_REQUIRED ACTION_. Only the line containing "Convert this screenshot" and the lines after it, up to the end of the listing, should be written out, each exactly as given.

_PROVIDED ENTRIES_.
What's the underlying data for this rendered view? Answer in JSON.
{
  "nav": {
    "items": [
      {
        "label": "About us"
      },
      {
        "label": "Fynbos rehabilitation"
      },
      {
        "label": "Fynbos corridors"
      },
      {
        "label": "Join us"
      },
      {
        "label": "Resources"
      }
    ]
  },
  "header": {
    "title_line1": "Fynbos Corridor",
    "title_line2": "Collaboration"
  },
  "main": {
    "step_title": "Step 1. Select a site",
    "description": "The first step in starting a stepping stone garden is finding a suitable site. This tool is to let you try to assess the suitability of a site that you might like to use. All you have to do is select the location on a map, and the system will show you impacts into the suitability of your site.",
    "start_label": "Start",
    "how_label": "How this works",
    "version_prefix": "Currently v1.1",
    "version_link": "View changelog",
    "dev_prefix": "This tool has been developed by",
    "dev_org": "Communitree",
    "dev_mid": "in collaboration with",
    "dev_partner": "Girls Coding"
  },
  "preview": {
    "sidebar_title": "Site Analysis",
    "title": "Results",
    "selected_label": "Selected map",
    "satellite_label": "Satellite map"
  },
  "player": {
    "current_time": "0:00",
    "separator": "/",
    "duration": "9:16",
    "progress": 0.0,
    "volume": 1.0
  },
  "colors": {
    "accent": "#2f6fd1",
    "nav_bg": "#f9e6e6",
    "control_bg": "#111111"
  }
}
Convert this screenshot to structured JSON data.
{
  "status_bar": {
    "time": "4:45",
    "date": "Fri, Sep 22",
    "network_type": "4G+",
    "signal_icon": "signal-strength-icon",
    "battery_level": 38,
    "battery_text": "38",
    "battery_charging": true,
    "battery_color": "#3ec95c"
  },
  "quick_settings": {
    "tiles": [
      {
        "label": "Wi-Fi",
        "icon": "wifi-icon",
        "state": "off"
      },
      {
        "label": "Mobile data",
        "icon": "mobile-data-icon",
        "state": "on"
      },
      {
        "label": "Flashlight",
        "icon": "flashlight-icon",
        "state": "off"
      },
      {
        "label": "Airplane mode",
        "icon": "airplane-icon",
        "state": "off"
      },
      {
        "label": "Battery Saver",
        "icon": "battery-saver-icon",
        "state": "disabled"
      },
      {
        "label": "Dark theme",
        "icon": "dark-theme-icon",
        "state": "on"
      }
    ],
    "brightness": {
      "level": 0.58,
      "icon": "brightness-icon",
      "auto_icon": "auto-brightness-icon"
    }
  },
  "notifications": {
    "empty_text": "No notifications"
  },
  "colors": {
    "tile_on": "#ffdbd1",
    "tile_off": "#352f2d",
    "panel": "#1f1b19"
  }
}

_SOLVED PROBLEM_.
Convert this screenshot to structured JSON data.
{
  "status_bar": {
    "time": "4:45",
    "date": "Fri, Sep 22",
    "network_type": "4G+",
    "signal_icon": "signal-strength-icon",
    "battery_level": 38,
    "battery_text": "38",
    "battery_charging": true,
    "battery_color": "#3ec95c"
  },
  "quick_settings": {
    "tiles": [
      {
        "label": "Wi-Fi",
        "icon": "wifi-icon",
        "state": "off"
      },
      {
        "label": "Mobile data",
        "icon": "mobile-data-icon",
        "state": "on"
      },
      {
        "label": "Flashlight",
        "icon": "flashlight-icon",
        "state": "off"
      },
      {
        "label": "Airplane mode",
        "icon": "airplane-icon",
        "state": "off"
      },
      {
        "label": "Battery Saver",
        "icon": "battery-saver-icon",
        "state": "disabled"
      },
      {
        "label": "Dark theme",
        "icon": "dark-theme-icon",
        "state": "on"
      }
    ],
    "brightness": {
      "level": 0.58,
      "icon": "brightness-icon",
      "auto_icon": "auto-brightness-icon"
    }
  },
  "notifications": {
    "empty_text": "No notifications"
  },
  "colors": {
    "tile_on": "#ffdbd1",
    "tile_off": "#352f2d",
    "panel": "#1f1b19"
  }
}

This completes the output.